    A summary of the changes released by the Valuation Office on Wednesday showed that more regions of England saw a rise than a fall in rateable values. But adjustments to the multiplier will mean that only London, where business rates will rise 11 per cent on average, will see an overall increase. Other regions will see a drop of between 2 and 11 per cent.

    Some businesses outside London are also likely to be heavily affected. Office occupiers in Reading, Croydon, Milton Keynes, Cambridge, Guildford and Nottingham are expected to face increases of more than 35 per cent, according to JLL, the property advisers. At the other end of the scale, office occupiers in the north-east, Yorkshire and the Humber will see business rates fall by an average of 21 per cent, according to the government’s summary of the changes.

    James Thompson, head of business rates at Deloitte real estate, said that utility and telecoms companies were also set to be hit hard because their rateable values were inversely linked to the cost of their capital. Leonie Greene of the Solar Trade Association said it feared ”colossal” sixfold increases in the bills for businesses with solar panel roofs if the government did not take action.

    Many businesses in England are also angered by proposed changes to the rates appeals system, which would mean that a tribunal would only be able to order a reduction if a bill was considered inaccurate by being outside “the bounds of reasonable professional judgment”.

    The government has tried to limit the impact of business rates by announcing extra concessions in this year’s Budget. The changes are expected to mean that 600,000 small businesses, which are the occupiers of a third of all properties, will pay no business rates at all from 2017. Overall, following the revaluation, almost three out of every four businesses would see their bills fall or stay the same, it said.

    Even so, property experts expect the changes to have big implications for the property market, hitting owners as well as occupiers.

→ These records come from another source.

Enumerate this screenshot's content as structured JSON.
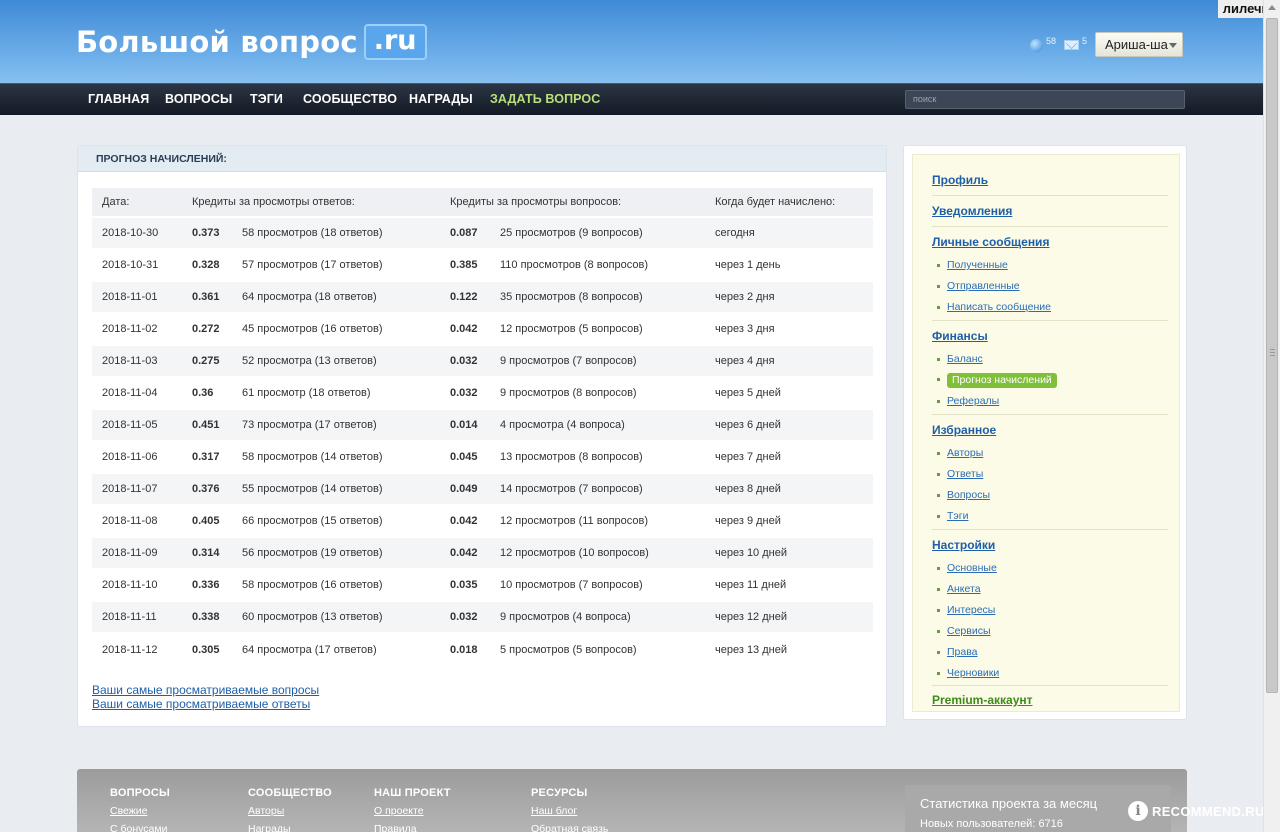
{
  "header": {
    "logo_main": "Большой вопрос",
    "logo_suffix": ".ru",
    "login_tag": "лилечка",
    "points": "58",
    "messages": "5",
    "user": "Ариша-ша"
  },
  "nav": {
    "items": [
      "ГЛАВНАЯ",
      "ВОПРОСЫ",
      "ТЭГИ",
      "СООБЩЕСТВО",
      "НАГРАДЫ",
      "ЗАДАТЬ ВОПРОС"
    ],
    "search_placeholder": "поиск"
  },
  "panel": {
    "title": "ПРОГНОЗ НАЧИСЛЕНИЙ:",
    "columns": [
      "Дата:",
      "Кредиты за просмотры ответов:",
      "Кредиты за просмотры вопросов:",
      "Когда будет начислено:"
    ],
    "rows": [
      {
        "date": "2018-10-30",
        "aval": "0.373",
        "atext": "58 просмотров (18 ответов)",
        "qval": "0.087",
        "qtext": "25 просмотров (9 вопросов)",
        "when": "сегодня"
      },
      {
        "date": "2018-10-31",
        "aval": "0.328",
        "atext": "57 просмотров (17 ответов)",
        "qval": "0.385",
        "qtext": "110 просмотров (8 вопросов)",
        "when": "через 1 день"
      },
      {
        "date": "2018-11-01",
        "aval": "0.361",
        "atext": "64 просмотра (18 ответов)",
        "qval": "0.122",
        "qtext": "35 просмотров (8 вопросов)",
        "when": "через 2 дня"
      },
      {
        "date": "2018-11-02",
        "aval": "0.272",
        "atext": "45 просмотров (16 ответов)",
        "qval": "0.042",
        "qtext": "12 просмотров (5 вопросов)",
        "when": "через 3 дня"
      },
      {
        "date": "2018-11-03",
        "aval": "0.275",
        "atext": "52 просмотра (13 ответов)",
        "qval": "0.032",
        "qtext": "9 просмотров (7 вопросов)",
        "when": "через 4 дня"
      },
      {
        "date": "2018-11-04",
        "aval": "0.36",
        "atext": "61 просмотр (18 ответов)",
        "qval": "0.032",
        "qtext": "9 просмотров (8 вопросов)",
        "when": "через 5 дней"
      },
      {
        "date": "2018-11-05",
        "aval": "0.451",
        "atext": "73 просмотра (17 ответов)",
        "qval": "0.014",
        "qtext": "4 просмотра (4 вопроса)",
        "when": "через 6 дней"
      },
      {
        "date": "2018-11-06",
        "aval": "0.317",
        "atext": "58 просмотров (14 ответов)",
        "qval": "0.045",
        "qtext": "13 просмотров (8 вопросов)",
        "when": "через 7 дней"
      },
      {
        "date": "2018-11-07",
        "aval": "0.376",
        "atext": "55 просмотров (14 ответов)",
        "qval": "0.049",
        "qtext": "14 просмотров (7 вопросов)",
        "when": "через 8 дней"
      },
      {
        "date": "2018-11-08",
        "aval": "0.405",
        "atext": "66 просмотров (15 ответов)",
        "qval": "0.042",
        "qtext": "12 просмотров (11 вопросов)",
        "when": "через 9 дней"
      },
      {
        "date": "2018-11-09",
        "aval": "0.314",
        "atext": "56 просмотров (19 ответов)",
        "qval": "0.042",
        "qtext": "12 просмотров (10 вопросов)",
        "when": "через 10 дней"
      },
      {
        "date": "2018-11-10",
        "aval": "0.336",
        "atext": "58 просмотров (16 ответов)",
        "qval": "0.035",
        "qtext": "10 просмотров (7 вопросов)",
        "when": "через 11 дней"
      },
      {
        "date": "2018-11-11",
        "aval": "0.338",
        "atext": "60 просмотров (13 ответов)",
        "qval": "0.032",
        "qtext": "9 просмотров (4 вопроса)",
        "when": "через 12 дней"
      },
      {
        "date": "2018-11-12",
        "aval": "0.305",
        "atext": "64 просмотра (17 ответов)",
        "qval": "0.018",
        "qtext": "5 просмотров (5 вопросов)",
        "when": "через 13 дней"
      }
    ],
    "link_questions": "Ваши самые просматриваемые вопросы",
    "link_answers": "Ваши самые просматриваемые ответы"
  },
  "sidebar": {
    "profile": "Профиль",
    "notifications": "Уведомления",
    "messages": "Личные сообщения",
    "messages_sub": [
      "Полученные",
      "Отправленные",
      "Написать сообщение"
    ],
    "finance": "Финансы",
    "finance_sub": [
      "Баланс",
      "Прогноз начислений",
      "Рефералы"
    ],
    "favorites": "Избранное",
    "favorites_sub": [
      "Авторы",
      "Ответы",
      "Вопросы",
      "Тэги"
    ],
    "settings": "Настройки",
    "settings_sub": [
      "Основные",
      "Анкета",
      "Интересы",
      "Сервисы",
      "Права",
      "Черновики"
    ],
    "premium": "Premium-аккаунт"
  },
  "footer": {
    "col1_head": "ВОПРОСЫ",
    "col1_links": [
      "Свежие",
      "С бонусами"
    ],
    "col2_head": "СООБЩЕСТВО",
    "col2_links": [
      "Авторы",
      "Награды"
    ],
    "col3_head": "НАШ ПРОЕКТ",
    "col3_links": [
      "О проекте",
      "Правила"
    ],
    "col4_head": "РЕСУРСЫ",
    "col4_links": [
      "Наш блог",
      "Обратная связь"
    ],
    "stats_title": "Статистика проекта за месяц",
    "stats_line": "Новых пользователей: 6716",
    "watermark": "RECOMMEND.RU",
    "watermark_mark": "i"
  }
}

    Ian Fletcher, director of finance at the British Property Federation, said some areas would see “huge hikes in business rates, which will not only put a strain on businesses, but it will ultimately also affect landlords, whose rents will likely be compromised as a result”.